_Exercise objective_: Determine which lines of the records include the word "home", and copy them.
══════════
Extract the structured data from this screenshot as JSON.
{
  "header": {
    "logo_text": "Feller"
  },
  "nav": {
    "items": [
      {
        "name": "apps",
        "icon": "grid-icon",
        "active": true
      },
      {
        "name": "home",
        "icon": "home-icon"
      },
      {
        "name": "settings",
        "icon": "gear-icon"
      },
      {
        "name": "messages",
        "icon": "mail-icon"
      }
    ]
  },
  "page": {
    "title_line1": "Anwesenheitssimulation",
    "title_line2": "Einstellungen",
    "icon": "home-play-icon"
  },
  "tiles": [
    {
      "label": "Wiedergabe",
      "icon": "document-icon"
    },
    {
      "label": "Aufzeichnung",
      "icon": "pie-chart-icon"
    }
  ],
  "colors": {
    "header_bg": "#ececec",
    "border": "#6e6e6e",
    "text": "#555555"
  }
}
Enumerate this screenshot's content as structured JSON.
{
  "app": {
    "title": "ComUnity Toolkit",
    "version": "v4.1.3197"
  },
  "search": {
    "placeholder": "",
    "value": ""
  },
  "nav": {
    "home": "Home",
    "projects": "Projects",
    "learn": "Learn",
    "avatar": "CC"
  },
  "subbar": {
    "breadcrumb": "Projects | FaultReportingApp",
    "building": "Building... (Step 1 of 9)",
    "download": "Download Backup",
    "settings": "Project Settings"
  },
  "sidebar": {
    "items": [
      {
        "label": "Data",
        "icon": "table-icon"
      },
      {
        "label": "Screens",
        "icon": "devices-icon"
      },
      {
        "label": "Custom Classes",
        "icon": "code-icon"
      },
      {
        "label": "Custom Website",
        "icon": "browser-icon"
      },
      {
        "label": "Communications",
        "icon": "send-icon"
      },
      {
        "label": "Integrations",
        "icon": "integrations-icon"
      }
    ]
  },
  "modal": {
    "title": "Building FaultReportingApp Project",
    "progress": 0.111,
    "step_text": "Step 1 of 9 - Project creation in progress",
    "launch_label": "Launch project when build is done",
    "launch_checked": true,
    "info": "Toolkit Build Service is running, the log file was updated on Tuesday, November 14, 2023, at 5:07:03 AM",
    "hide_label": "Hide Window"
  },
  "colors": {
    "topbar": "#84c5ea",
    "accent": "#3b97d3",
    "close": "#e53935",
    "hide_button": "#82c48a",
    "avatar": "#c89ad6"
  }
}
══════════
_Reply to the exercise_:
        "name": "home",
        "icon": "home-icon"
    "icon": "home-play-icon"
    "home": "Home",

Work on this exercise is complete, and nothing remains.